──────── MATERIAL FOR THE TASK
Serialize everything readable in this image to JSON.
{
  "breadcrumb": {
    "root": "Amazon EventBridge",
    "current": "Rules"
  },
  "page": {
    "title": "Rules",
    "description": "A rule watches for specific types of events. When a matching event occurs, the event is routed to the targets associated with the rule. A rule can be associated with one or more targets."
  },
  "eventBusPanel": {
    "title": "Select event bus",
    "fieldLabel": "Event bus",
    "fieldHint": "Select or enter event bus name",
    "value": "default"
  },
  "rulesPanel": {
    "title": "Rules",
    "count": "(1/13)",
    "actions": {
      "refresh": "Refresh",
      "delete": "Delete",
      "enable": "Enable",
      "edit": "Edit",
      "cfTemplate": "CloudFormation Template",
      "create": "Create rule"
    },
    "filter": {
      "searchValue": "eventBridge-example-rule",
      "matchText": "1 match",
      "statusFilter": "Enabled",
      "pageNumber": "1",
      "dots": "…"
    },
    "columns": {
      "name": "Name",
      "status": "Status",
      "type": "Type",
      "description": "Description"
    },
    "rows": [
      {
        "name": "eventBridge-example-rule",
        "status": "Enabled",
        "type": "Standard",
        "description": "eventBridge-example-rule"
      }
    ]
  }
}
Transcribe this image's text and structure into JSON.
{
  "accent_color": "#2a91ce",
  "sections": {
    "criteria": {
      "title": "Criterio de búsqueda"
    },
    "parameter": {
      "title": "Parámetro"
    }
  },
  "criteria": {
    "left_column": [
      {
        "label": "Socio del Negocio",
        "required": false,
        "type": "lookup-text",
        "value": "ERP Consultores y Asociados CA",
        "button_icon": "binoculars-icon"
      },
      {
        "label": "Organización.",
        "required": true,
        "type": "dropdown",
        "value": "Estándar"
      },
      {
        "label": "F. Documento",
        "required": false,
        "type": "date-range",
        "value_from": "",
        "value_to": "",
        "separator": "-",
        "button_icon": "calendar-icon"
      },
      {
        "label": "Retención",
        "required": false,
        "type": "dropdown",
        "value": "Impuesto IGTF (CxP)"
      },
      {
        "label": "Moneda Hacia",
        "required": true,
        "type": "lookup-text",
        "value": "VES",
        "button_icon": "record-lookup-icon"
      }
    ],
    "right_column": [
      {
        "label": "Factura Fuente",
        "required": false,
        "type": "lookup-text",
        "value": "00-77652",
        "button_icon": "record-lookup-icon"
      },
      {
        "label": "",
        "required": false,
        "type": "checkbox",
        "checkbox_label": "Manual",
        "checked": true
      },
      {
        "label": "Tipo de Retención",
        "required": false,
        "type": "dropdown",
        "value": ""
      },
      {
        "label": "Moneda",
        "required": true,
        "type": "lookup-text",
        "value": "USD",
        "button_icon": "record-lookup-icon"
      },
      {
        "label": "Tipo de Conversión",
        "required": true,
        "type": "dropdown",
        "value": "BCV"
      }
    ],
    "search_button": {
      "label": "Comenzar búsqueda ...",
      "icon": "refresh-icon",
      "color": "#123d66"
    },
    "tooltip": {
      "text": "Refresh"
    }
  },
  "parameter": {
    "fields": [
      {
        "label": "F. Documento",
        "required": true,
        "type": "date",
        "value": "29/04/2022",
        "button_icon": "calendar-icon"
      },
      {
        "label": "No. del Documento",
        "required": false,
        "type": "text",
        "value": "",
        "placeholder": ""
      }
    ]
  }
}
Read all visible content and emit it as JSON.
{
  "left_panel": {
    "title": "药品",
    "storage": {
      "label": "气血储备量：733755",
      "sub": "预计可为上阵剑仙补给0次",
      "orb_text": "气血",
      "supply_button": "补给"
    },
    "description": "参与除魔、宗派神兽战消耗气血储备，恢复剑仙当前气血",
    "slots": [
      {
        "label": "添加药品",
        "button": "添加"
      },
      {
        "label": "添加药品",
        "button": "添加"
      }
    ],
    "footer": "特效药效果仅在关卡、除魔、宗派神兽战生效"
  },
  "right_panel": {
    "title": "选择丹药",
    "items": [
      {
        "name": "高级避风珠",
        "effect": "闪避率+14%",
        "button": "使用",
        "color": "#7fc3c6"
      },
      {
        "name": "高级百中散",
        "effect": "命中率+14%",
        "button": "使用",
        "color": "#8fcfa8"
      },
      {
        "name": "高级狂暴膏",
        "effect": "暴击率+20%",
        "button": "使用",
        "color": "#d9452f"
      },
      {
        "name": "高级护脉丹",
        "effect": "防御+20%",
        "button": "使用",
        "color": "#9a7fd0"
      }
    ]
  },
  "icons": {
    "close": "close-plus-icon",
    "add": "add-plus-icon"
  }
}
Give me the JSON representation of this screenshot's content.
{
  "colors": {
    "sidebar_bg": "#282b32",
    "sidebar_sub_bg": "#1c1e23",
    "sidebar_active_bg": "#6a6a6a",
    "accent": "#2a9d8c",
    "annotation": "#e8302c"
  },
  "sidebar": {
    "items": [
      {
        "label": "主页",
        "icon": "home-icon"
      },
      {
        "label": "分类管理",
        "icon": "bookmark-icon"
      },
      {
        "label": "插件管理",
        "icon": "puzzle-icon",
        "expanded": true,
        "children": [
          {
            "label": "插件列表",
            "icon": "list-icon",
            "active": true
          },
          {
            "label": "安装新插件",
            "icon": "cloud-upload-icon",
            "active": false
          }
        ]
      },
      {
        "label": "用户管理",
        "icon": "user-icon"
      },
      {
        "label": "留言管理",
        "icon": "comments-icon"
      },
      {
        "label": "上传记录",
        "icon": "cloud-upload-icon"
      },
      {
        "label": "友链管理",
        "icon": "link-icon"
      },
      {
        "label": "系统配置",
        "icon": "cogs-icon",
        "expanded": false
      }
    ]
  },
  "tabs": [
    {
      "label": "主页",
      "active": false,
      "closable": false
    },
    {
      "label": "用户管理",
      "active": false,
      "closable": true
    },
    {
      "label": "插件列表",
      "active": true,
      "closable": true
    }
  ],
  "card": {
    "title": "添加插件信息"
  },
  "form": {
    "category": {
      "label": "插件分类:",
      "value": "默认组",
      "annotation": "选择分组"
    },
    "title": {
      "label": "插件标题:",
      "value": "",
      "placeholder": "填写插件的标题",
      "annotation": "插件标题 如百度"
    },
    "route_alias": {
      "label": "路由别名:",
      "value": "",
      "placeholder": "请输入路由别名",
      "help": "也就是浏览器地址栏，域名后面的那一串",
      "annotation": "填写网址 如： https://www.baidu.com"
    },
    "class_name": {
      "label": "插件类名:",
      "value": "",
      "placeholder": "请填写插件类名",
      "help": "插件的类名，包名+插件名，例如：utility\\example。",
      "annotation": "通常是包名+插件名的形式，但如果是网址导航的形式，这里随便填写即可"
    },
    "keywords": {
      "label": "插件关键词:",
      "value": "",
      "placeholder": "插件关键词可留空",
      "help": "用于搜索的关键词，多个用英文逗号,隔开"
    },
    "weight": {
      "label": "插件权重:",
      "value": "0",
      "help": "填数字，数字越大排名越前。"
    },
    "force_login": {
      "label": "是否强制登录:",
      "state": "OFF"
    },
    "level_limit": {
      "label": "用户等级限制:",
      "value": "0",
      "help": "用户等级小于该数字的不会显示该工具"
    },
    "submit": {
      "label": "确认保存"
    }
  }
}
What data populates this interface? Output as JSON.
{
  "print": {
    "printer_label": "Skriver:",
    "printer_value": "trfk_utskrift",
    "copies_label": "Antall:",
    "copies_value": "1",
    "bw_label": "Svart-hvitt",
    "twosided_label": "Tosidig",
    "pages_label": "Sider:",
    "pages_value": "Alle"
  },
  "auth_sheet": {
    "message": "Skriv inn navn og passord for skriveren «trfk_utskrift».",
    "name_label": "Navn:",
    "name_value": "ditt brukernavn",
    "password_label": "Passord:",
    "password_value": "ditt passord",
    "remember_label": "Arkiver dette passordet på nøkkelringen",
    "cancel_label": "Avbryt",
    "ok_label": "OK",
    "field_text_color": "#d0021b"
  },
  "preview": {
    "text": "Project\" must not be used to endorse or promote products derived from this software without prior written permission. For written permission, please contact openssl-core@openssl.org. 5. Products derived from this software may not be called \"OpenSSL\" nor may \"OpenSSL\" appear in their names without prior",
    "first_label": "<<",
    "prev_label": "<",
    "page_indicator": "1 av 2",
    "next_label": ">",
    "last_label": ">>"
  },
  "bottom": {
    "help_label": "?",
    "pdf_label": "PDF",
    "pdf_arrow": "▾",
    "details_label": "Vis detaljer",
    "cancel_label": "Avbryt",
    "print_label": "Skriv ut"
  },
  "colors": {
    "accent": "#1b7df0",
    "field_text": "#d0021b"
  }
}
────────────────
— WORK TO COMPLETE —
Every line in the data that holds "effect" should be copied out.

— WRITTEN SOLUTION —
        "effect": "闪避率+14%",
        "effect": "命中率+14%",
        "effect": "暴击率+20%",
        "effect": "防御+20%",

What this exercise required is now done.